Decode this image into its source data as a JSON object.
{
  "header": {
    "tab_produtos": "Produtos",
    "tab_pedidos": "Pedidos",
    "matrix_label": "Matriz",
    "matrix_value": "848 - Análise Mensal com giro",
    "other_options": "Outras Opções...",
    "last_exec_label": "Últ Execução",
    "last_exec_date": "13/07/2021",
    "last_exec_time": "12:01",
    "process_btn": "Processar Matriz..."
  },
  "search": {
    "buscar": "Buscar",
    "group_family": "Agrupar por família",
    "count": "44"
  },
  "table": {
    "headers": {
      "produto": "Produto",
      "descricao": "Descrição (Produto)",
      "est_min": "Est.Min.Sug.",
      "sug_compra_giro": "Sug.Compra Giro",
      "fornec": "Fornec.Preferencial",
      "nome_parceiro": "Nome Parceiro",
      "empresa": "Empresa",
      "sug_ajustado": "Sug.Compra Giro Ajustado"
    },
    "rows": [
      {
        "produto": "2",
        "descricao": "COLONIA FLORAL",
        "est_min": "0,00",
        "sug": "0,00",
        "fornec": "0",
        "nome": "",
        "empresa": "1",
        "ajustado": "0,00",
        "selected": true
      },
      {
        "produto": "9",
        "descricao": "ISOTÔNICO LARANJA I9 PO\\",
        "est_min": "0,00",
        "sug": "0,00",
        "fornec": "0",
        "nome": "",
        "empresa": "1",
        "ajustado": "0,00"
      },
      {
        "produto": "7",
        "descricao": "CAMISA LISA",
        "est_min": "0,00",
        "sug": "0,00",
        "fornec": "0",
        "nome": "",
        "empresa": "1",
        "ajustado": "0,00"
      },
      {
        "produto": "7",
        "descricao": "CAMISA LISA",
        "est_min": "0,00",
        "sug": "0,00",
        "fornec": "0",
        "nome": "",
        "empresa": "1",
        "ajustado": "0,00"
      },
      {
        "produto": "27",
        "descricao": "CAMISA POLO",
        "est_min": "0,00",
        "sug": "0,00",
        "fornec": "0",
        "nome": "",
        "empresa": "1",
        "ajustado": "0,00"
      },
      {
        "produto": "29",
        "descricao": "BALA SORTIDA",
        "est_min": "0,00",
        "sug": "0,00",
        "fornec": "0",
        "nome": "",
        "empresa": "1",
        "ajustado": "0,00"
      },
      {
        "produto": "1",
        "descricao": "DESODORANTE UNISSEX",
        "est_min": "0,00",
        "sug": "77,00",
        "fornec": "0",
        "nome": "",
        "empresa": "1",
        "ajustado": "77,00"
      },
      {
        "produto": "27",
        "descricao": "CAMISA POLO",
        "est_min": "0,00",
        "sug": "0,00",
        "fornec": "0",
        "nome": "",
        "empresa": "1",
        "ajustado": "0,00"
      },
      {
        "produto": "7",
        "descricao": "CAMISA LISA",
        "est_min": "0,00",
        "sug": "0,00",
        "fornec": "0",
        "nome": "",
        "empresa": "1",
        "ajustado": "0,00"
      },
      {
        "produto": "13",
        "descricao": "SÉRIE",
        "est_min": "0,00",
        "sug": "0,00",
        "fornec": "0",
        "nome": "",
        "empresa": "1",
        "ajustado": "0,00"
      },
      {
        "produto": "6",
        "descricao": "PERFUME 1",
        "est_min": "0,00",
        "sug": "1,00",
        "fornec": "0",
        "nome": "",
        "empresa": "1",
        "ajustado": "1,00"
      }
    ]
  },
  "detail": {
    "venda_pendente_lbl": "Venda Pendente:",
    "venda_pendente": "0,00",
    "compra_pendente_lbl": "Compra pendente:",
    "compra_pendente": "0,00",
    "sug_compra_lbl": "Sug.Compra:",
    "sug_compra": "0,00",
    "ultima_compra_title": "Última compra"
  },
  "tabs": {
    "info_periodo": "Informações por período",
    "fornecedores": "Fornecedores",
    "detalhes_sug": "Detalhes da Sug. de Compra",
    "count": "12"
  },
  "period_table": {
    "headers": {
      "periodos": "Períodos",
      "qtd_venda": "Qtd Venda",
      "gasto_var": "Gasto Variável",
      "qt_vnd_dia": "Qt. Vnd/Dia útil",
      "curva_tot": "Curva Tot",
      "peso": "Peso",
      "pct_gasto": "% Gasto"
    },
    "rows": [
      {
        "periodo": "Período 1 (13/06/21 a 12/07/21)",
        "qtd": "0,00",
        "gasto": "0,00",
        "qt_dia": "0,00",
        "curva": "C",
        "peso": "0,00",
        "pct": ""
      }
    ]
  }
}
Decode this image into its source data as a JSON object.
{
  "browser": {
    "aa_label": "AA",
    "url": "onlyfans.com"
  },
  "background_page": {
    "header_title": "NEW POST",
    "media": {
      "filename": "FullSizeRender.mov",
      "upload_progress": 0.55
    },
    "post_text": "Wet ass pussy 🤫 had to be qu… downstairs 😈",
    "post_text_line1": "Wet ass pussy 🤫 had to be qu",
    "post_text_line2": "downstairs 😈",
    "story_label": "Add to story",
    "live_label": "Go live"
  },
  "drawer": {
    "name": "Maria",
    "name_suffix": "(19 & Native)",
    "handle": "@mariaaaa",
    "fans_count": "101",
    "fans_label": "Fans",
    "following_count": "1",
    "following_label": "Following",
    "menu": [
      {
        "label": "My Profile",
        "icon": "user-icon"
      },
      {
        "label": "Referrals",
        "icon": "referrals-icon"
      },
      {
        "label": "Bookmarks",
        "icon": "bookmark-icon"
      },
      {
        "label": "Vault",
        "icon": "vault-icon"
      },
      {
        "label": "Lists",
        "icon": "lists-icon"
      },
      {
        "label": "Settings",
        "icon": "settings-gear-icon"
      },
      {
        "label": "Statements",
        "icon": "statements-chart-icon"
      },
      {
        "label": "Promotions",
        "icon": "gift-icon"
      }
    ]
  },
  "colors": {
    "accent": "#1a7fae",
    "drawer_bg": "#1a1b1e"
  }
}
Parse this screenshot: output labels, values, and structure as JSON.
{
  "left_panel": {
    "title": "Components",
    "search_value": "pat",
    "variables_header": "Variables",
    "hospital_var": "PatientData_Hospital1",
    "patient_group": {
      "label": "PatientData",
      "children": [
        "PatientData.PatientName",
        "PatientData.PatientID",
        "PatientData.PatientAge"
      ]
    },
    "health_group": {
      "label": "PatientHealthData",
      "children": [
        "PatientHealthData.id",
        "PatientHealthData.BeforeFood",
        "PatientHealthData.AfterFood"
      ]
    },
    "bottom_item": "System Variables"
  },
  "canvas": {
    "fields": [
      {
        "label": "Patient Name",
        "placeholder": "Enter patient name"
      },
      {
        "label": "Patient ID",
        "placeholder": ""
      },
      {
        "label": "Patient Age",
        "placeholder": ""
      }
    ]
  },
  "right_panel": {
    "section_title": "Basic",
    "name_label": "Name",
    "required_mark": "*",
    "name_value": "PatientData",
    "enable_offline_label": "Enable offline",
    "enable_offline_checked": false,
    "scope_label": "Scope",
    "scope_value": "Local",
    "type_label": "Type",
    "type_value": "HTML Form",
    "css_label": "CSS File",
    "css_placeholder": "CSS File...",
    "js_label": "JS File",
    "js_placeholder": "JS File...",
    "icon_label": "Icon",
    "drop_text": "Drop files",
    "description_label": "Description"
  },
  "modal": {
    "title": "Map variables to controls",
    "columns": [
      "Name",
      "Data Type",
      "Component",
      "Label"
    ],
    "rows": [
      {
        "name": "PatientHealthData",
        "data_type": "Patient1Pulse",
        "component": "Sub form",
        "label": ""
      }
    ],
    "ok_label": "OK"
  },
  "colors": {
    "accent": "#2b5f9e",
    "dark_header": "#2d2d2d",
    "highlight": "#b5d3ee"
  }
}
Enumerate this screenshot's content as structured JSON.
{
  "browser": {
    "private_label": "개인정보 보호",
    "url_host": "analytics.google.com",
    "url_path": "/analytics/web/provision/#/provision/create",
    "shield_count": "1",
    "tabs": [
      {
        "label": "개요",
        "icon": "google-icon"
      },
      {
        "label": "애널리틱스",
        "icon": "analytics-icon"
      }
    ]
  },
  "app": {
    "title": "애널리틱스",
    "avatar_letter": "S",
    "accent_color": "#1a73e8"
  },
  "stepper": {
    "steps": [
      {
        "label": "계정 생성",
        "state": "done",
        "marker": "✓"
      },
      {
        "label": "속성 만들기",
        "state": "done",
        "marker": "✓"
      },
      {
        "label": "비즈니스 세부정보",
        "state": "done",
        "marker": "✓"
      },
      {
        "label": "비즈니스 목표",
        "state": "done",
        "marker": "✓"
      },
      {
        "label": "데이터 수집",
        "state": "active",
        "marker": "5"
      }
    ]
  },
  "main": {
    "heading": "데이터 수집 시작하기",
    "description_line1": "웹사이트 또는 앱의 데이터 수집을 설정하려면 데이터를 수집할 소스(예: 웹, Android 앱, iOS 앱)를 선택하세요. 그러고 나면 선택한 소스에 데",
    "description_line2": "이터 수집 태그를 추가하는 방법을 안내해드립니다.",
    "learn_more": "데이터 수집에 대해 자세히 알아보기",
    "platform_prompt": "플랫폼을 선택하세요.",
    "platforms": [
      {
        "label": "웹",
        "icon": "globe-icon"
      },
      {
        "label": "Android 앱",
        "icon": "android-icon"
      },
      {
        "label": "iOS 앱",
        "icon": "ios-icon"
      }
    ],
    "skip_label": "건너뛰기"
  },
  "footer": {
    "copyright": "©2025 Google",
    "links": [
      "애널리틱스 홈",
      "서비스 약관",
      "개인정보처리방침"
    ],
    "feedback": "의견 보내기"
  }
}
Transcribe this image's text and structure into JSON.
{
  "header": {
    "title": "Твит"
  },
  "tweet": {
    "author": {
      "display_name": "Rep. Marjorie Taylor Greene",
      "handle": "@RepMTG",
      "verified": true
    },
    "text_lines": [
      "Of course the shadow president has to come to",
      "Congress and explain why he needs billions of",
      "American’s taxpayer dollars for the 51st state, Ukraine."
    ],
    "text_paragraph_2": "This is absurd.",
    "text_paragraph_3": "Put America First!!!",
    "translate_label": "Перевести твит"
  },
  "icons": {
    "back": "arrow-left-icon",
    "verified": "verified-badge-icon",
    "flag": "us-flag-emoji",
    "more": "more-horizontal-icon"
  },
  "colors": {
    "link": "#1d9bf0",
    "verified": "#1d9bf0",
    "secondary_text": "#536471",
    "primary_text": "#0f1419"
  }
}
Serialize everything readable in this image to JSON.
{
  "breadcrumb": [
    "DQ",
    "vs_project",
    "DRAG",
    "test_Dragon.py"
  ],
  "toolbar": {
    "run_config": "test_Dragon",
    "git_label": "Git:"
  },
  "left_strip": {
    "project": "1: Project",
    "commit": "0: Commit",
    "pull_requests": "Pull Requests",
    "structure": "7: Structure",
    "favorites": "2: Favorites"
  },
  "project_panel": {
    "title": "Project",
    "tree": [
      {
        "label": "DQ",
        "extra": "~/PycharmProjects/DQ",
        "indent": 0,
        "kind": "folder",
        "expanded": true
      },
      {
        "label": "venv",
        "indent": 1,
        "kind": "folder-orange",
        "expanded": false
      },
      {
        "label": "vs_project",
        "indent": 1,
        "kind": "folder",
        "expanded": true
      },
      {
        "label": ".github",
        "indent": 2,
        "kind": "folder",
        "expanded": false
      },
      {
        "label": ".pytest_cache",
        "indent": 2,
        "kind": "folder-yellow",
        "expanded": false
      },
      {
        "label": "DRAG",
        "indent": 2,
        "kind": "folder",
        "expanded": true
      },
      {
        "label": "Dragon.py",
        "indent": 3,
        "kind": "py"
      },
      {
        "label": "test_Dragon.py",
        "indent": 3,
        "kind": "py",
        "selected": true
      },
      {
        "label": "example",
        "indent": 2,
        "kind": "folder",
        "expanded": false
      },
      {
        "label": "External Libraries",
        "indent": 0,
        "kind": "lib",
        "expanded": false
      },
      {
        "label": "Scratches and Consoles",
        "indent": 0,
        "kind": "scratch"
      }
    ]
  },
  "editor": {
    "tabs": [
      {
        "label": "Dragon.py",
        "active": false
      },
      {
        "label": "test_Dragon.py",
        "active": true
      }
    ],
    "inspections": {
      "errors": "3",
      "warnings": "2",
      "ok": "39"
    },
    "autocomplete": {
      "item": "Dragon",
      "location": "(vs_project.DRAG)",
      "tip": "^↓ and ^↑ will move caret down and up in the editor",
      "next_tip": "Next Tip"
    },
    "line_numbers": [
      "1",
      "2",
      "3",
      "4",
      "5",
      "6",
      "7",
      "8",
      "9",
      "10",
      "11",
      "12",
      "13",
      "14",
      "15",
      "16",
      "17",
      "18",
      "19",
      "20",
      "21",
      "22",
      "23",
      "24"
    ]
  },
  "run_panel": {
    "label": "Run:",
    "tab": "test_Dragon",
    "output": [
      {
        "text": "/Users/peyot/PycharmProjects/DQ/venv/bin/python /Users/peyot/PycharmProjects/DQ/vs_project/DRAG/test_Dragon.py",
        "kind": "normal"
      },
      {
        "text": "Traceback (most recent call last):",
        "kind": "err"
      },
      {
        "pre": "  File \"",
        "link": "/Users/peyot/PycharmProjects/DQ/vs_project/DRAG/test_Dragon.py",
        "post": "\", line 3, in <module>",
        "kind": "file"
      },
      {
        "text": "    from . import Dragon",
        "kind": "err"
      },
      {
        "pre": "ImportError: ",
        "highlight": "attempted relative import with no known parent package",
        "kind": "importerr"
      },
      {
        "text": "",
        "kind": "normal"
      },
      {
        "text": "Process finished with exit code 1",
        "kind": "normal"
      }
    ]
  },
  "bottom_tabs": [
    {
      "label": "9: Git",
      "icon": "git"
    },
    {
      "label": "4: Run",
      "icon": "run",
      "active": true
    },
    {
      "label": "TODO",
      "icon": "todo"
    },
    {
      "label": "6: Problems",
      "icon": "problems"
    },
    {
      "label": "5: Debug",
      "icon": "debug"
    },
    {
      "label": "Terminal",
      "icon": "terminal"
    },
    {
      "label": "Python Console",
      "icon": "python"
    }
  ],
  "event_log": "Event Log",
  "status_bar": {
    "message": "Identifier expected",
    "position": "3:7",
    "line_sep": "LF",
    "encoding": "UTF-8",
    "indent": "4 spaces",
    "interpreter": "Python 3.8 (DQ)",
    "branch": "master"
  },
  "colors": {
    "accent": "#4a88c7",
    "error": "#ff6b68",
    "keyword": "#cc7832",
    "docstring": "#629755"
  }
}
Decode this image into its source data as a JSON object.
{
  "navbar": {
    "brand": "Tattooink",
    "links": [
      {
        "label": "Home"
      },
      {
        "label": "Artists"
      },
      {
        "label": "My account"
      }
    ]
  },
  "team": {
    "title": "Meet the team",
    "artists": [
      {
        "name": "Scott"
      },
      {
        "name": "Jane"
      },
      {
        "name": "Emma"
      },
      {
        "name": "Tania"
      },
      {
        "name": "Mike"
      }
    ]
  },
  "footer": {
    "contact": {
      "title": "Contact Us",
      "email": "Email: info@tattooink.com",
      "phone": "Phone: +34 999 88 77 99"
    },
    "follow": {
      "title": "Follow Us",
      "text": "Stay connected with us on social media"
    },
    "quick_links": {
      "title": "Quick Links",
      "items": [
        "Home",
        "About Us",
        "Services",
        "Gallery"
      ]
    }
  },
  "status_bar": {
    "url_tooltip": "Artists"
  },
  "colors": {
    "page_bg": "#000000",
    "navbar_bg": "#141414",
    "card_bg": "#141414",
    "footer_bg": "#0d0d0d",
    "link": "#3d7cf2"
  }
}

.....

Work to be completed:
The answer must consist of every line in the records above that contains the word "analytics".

Exercise solution:
    "url_host": "analytics.google.com",
    "url_path": "/analytics/web/provision/#/provision/create",
        "icon": "analytics-icon"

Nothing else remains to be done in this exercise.